With the mischievous energy of something vaguely furtive, “Dans Le Noir” unfolds with an intricate overlay of ’60s influences, from the folk-rock melodies to the spy-movie guitar accents to the psychedelic synthesizer flourishes.
With the mischievous energy of something vaguely furtive, “Dans Le Noir” unfolds with an intricate overlay of ’60s-like sounds, from the folk-rock melodies to the spy-movie guitar accents to the psychedelic synthesizer flourishes. Before we get to any of that, however, take note of the introduction, which effects the satisfying trick of introducing without simply vamping on the main motif—what we get instead is an engaging guitar duet, with a lower-register, half-time melody backed by busy runs in the upper register. The song is thereby introduced, but we still don’t know exactly what it’s going to sound like. I like this.
The song itself is equally likable, driven by front woman Anna Jean’s cool, shadowy vocals, singing a cycling, minor-key melody that seems to keep yearning upward before pitching downward, aiming over and over for something not apparently reachable. The concise chorus, flattened and reverbed and buoyed by nostalgic harmonies, feels cinematic in a black-and-white kind of way. Anna Jean floats through its melodic poignancy with her self-possession unruffled—which actually renders the music all the more poignant somehow. In a similar (or not?) way, the entire song’s surface-level simplicity manages to convey a deepening sense of complexity with repeated listens. Somehow.
Juniore is a new band from Paris about which information remains sketchy, besides the fact that Anna Jean is in charge. She has previously collaborated with an assortment of other French musicians, but this appears to be the first time she is taking center stage. “Dans Le Noir” is one of two songs on the band’s debut 7-inch, released in November. A full-length album and a tour is scheduled for 2014.

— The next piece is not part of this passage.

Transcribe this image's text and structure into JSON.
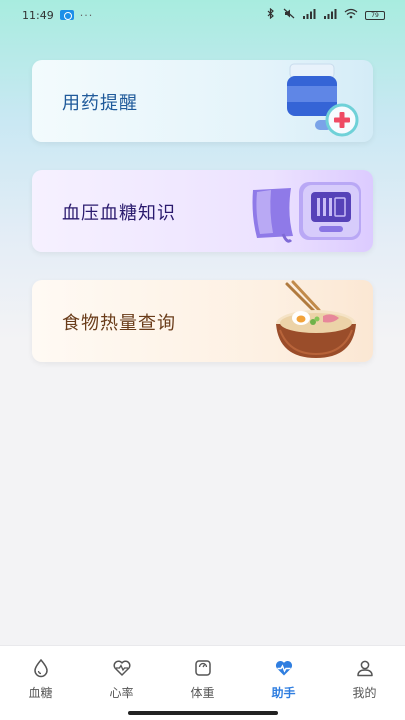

The London-based foursome Scanners make a kind of music once all too common and now all too rare: smartly-produced, aurally interesting, musically astute rock’n’roll. This is music that isn’t trying to be fancy, or arcane, or difficult; and yet neither is it simple-minded in sound or concept. Now, I said that this sort of smartly produced (etc.) rock used to be pretty common, which leaves us with the interesting reality that we are not, in 2009, used to hearing music like this in songs that we don’t already know. (Such a dispiriting genre, “classic rock”–sealed off by definition from the living, breathing world.) Kind of an odd truth, and one which makes a song like “Salvation” all the more appealing.
I like, right at the start, how the song offers depth and drama with such sparse instrumentation: until 55 seconds in, we hear precious little but an itchy acoustic guitar lick and some distant chimes, joined for a bit by a quiet keyboard motif. The atmosphere is fostered by the minor key melody and those resonant backing vocals, which are echoey and mixed in such a way as to sound as if the voices were shouting but the volume was turned way down. It’s a foreboding effect. Keep an ear on the harmonies throughout–they remain central, and get increasingly interesting. And for all the sonic theatrics, discipline rules the day. You don’t hear too many rockers that will dial back halfway into a song (1:19) so that you can only hear, for three seconds, one repeated note on an acoustic guitar.
“Salvation” is from the band’s forthcoming album, Submarine, scheduled for a February release on Dim Mak Records. The band was previously featured here in Aug ’06, around the time of the first album, Violence is Golden. MP3 via Better Propaganda.